### Work instructions:
Every record has to be written out exactly, with no line missing.

### Dataset extract:
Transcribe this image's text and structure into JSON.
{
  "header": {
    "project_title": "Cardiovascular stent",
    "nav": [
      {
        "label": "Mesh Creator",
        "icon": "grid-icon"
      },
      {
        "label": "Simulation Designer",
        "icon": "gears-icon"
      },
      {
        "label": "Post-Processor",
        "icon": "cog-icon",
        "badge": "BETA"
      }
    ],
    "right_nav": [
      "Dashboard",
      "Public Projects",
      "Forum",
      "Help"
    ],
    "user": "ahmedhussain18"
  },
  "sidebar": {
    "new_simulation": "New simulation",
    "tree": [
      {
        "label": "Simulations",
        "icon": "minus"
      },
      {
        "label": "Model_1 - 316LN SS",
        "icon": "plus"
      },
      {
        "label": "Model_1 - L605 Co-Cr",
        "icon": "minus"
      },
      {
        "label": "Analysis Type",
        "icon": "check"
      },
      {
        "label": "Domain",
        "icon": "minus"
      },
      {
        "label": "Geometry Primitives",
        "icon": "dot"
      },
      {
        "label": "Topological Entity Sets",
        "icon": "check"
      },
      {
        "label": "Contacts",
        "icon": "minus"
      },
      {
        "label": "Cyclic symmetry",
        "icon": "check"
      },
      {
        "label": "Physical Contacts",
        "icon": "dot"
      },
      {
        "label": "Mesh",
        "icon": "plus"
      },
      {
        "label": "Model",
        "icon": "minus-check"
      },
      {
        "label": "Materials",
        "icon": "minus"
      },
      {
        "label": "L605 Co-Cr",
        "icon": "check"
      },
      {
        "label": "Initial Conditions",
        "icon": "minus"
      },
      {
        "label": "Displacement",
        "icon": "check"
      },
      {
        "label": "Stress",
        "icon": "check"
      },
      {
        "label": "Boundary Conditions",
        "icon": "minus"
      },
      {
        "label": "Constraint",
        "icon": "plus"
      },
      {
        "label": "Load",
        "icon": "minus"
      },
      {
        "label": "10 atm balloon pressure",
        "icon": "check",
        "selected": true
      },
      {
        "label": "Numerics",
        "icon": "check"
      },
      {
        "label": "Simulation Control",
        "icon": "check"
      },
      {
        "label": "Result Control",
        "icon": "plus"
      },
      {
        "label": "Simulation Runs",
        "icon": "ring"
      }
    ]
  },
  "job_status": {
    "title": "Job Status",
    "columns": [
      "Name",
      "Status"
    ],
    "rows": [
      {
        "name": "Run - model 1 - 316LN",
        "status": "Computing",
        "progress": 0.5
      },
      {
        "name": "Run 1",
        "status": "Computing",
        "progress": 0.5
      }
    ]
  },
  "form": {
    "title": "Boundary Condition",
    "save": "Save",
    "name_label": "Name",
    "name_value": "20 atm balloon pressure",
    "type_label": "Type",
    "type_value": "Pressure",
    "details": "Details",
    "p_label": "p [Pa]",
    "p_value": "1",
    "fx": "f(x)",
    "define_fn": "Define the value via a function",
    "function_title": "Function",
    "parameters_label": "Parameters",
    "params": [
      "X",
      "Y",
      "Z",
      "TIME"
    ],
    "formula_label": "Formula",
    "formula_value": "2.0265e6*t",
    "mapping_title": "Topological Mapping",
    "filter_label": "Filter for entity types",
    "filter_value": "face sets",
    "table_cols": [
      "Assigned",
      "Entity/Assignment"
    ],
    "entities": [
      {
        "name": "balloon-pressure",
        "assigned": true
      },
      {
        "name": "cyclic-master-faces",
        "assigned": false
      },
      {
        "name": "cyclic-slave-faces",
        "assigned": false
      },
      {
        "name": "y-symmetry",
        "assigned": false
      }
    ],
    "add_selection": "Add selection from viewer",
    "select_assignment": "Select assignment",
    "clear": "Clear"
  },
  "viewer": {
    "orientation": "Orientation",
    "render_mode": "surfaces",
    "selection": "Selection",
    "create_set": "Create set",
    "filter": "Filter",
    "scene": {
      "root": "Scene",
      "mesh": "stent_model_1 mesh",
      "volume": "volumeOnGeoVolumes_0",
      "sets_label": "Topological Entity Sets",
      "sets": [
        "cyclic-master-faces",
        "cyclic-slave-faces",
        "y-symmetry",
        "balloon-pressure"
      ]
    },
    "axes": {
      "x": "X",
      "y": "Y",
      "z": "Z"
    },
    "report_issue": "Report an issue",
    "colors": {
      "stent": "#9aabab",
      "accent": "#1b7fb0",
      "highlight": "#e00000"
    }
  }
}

### Task output:
Transcribe this image's text and structure into JSON.
{
  "header": {
    "project_title": "Cardiovascular stent",
    "nav": [
      {
        "label": "Mesh Creator",
        "icon": "grid-icon"
      },
      {
        "label": "Simulation Designer",
        "icon": "gears-icon"
      },
      {
        "label": "Post-Processor",
        "icon": "cog-icon",
        "badge": "BETA"
      }
    ],
    "right_nav": [
      "Dashboard",
      "Public Projects",
      "Forum",
      "Help"
    ],
    "user": "ahmedhussain18"
  },
  "sidebar": {
    "new_simulation": "New simulation",
    "tree": [
      {
        "label": "Simulations",
        "icon": "minus"
      },
      {
        "label": "Model_1 - 316LN SS",
        "icon": "plus"
      },
      {
        "label": "Model_1 - L605 Co-Cr",
        "icon": "minus"
      },
      {
        "label": "Analysis Type",
        "icon": "check"
      },
      {
        "label": "Domain",
        "icon": "minus"
      },
      {
        "label": "Geometry Primitives",
        "icon": "dot"
      },
      {
        "label": "Topological Entity Sets",
        "icon": "check"
      },
      {
        "label": "Contacts",
        "icon": "minus"
      },
      {
        "label": "Cyclic symmetry",
        "icon": "check"
      },
      {
        "label": "Physical Contacts",
        "icon": "dot"
      },
      {
        "label": "Mesh",
        "icon": "plus"
      },
      {
        "label": "Model",
        "icon": "minus-check"
      },
      {
        "label": "Materials",
        "icon": "minus"
      },
      {
        "label": "L605 Co-Cr",
        "icon": "check"
      },
      {
        "label": "Initial Conditions",
        "icon": "minus"
      },
      {
        "label": "Displacement",
        "icon": "check"
      },
      {
        "label": "Stress",
        "icon": "check"
      },
      {
        "label": "Boundary Conditions",
        "icon": "minus"
      },
      {
        "label": "Constraint",
        "icon": "plus"
      },
      {
        "label": "Load",
        "icon": "minus"
      },
      {
        "label": "10 atm balloon pressure",
        "icon": "check",
        "selected": true
      },
      {
        "label": "Numerics",
        "icon": "check"
      },
      {
        "label": "Simulation Control",
        "icon": "check"
      },
      {
        "label": "Result Control",
        "icon": "plus"
      },
      {
        "label": "Simulation Runs",
        "icon": "ring"
      }
    ]
  },
  "job_status": {
    "title": "Job Status",
    "columns": [
      "Name",
      "Status"
    ],
    "rows": [
      {
        "name": "Run - model 1 - 316LN",
        "status": "Computing",
        "progress": 0.5
      },
      {
        "name": "Run 1",
        "status": "Computing",
        "progress": 0.5
      }
    ]
  },
  "form": {
    "title": "Boundary Condition",
    "save": "Save",
    "name_label": "Name",
    "name_value": "20 atm balloon pressure",
    "type_label": "Type",
    "type_value": "Pressure",
    "details": "Details",
    "p_label": "p [Pa]",
    "p_value": "1",
    "fx": "f(x)",
    "define_fn": "Define the value via a function",
    "function_title": "Function",
    "parameters_label": "Parameters",
    "params": [
      "X",
      "Y",
      "Z",
      "TIME"
    ],
    "formula_label": "Formula",
    "formula_value": "2.0265e6*t",
    "mapping_title": "Topological Mapping",
    "filter_label": "Filter for entity types",
    "filter_value": "face sets",
    "table_cols": [
      "Assigned",
      "Entity/Assignment"
    ],
    "entities": [
      {
        "name": "balloon-pressure",
        "assigned": true
      },
      {
        "name": "cyclic-master-faces",
        "assigned": false
      },
      {
        "name": "cyclic-slave-faces",
        "assigned": false
      },
      {
        "name": "y-symmetry",
        "assigned": false
      }
    ],
    "add_selection": "Add selection from viewer",
    "select_assignment": "Select assignment",
    "clear": "Clear"
  },
  "viewer": {
    "orientation": "Orientation",
    "render_mode": "surfaces",
    "selection": "Selection",
    "create_set": "Create set",
    "filter": "Filter",
    "scene": {
      "root": "Scene",
      "mesh": "stent_model_1 mesh",
      "volume": "volumeOnGeoVolumes_0",
      "sets_label": "Topological Entity Sets",
      "sets": [
        "cyclic-master-faces",
        "cyclic-slave-faces",
        "y-symmetry",
        "balloon-pressure"
      ]
    },
    "axes": {
      "x": "X",
      "y": "Y",
      "z": "Z"
    },
    "report_issue": "Report an issue",
    "colors": {
      "stent": "#9aabab",
      "accent": "#1b7fb0",
      "highlight": "#e00000"
    }
  }
}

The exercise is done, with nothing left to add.